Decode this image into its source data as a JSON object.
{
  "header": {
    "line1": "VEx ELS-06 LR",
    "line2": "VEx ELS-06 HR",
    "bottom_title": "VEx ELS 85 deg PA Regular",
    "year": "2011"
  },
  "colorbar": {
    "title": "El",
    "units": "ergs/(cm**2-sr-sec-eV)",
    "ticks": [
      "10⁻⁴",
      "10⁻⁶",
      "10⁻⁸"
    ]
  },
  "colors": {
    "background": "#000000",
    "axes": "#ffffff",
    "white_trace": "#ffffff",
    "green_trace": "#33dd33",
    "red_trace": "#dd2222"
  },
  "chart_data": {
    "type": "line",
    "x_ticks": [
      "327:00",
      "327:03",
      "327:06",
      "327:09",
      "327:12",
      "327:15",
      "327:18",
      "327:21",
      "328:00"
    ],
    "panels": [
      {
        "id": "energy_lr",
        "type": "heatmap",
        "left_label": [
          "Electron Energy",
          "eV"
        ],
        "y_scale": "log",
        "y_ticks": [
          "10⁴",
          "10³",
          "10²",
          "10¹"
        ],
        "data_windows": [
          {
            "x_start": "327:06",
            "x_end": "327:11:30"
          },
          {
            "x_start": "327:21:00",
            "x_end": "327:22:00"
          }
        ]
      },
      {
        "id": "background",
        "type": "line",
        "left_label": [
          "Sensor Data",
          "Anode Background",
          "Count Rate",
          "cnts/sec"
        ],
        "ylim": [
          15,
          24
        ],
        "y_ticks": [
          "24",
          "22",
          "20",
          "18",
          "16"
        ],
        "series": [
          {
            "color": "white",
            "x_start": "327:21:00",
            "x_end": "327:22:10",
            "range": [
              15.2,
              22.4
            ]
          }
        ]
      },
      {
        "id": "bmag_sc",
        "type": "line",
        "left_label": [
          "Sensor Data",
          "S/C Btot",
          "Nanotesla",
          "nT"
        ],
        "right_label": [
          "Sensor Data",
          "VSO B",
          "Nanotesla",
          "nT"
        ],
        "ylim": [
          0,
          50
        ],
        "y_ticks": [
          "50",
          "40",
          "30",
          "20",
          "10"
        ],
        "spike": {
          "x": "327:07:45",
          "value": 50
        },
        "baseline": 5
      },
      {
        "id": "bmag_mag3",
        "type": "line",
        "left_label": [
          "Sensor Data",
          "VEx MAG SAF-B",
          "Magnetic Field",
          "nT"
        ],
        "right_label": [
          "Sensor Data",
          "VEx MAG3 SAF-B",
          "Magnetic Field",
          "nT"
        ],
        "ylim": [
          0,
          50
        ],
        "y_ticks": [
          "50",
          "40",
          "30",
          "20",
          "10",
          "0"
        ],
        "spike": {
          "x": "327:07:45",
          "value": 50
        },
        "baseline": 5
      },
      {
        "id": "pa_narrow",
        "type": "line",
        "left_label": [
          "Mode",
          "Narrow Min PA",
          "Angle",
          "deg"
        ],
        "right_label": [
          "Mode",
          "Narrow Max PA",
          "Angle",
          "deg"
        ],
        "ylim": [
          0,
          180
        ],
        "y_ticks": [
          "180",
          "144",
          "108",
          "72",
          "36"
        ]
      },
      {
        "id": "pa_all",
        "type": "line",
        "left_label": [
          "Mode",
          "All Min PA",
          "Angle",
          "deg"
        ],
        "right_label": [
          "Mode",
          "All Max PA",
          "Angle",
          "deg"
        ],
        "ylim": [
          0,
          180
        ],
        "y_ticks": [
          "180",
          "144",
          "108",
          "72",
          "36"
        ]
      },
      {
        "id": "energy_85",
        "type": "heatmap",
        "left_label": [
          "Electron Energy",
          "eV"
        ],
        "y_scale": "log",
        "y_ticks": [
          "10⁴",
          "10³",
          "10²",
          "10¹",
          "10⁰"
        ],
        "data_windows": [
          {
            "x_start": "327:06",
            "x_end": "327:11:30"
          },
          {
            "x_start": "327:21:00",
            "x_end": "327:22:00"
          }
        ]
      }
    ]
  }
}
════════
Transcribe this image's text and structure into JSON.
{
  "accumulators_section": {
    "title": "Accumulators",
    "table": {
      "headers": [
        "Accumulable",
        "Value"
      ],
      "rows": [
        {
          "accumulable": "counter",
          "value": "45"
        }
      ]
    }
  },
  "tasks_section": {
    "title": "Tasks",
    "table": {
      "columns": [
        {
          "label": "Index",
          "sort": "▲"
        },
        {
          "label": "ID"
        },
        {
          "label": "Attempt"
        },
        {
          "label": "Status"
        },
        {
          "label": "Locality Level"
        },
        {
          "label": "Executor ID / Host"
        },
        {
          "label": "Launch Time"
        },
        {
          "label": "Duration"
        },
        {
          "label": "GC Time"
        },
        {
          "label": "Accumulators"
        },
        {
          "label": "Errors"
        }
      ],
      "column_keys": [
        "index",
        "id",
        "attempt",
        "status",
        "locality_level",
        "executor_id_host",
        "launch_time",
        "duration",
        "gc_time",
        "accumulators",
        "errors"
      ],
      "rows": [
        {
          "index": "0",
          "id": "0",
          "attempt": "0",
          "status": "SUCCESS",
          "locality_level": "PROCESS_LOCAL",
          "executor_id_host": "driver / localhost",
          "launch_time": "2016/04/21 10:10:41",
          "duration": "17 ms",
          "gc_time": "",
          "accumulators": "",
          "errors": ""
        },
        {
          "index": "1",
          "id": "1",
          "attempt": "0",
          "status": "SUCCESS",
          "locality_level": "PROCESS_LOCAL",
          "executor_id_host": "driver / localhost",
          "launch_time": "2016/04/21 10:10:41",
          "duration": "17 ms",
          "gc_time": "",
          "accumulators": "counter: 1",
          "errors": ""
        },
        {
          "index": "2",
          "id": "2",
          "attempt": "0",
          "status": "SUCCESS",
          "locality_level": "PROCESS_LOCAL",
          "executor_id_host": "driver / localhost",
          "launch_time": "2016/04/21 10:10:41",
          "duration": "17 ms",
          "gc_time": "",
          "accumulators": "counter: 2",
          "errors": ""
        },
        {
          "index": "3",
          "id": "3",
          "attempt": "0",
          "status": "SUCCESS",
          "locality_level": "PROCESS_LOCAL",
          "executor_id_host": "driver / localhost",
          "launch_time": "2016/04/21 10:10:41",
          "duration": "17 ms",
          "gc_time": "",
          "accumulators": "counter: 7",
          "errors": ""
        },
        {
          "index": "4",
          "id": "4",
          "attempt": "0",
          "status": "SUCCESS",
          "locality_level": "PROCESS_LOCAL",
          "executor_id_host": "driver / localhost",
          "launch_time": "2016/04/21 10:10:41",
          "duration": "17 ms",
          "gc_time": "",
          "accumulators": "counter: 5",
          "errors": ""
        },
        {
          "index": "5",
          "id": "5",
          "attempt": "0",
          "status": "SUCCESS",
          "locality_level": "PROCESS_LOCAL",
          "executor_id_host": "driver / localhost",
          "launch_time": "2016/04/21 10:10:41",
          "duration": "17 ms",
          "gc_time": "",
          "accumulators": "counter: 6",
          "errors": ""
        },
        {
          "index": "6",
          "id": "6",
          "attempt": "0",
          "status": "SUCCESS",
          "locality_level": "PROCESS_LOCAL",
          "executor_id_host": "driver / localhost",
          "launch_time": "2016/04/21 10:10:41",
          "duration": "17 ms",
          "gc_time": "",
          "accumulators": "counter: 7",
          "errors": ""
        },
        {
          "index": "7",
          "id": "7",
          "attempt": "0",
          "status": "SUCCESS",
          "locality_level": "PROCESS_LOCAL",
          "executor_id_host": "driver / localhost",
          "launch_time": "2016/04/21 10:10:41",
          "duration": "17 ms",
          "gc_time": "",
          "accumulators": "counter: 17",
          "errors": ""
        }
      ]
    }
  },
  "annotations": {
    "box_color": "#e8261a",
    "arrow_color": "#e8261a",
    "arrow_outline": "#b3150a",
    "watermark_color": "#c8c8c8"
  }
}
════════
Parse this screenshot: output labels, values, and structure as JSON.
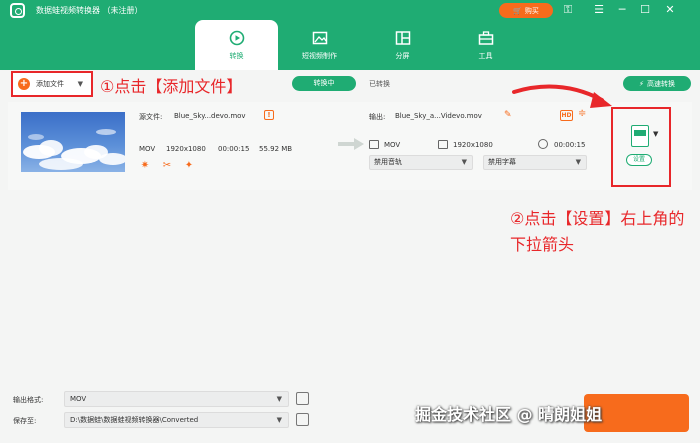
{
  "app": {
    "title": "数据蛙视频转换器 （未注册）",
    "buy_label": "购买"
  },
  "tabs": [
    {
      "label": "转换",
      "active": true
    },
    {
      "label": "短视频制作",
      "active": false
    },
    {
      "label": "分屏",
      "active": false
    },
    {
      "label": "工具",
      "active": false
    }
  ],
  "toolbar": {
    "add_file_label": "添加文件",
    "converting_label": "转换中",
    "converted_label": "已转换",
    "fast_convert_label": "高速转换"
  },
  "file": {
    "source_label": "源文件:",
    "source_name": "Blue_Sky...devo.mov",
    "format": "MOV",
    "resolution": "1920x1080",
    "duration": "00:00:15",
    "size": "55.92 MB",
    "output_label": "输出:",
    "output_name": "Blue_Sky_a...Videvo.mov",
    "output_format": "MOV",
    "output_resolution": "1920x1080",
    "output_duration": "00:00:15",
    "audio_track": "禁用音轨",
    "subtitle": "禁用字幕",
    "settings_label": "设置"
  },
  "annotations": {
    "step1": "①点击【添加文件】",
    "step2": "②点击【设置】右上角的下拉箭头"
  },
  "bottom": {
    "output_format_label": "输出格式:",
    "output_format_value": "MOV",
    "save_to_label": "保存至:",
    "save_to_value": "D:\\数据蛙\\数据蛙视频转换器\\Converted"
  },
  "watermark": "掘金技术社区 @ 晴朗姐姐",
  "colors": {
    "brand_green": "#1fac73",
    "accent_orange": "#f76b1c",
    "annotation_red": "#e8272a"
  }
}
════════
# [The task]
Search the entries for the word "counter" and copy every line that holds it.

# [Written answer]
          "accumulable": "counter",
          "accumulators": "counter: 1",
          "accumulators": "counter: 2",
          "accumulators": "counter: 7",
          "accumulators": "counter: 5",
          "accumulators": "counter: 6",
          "accumulators": "counter: 7",
          "accumulators": "counter: 17",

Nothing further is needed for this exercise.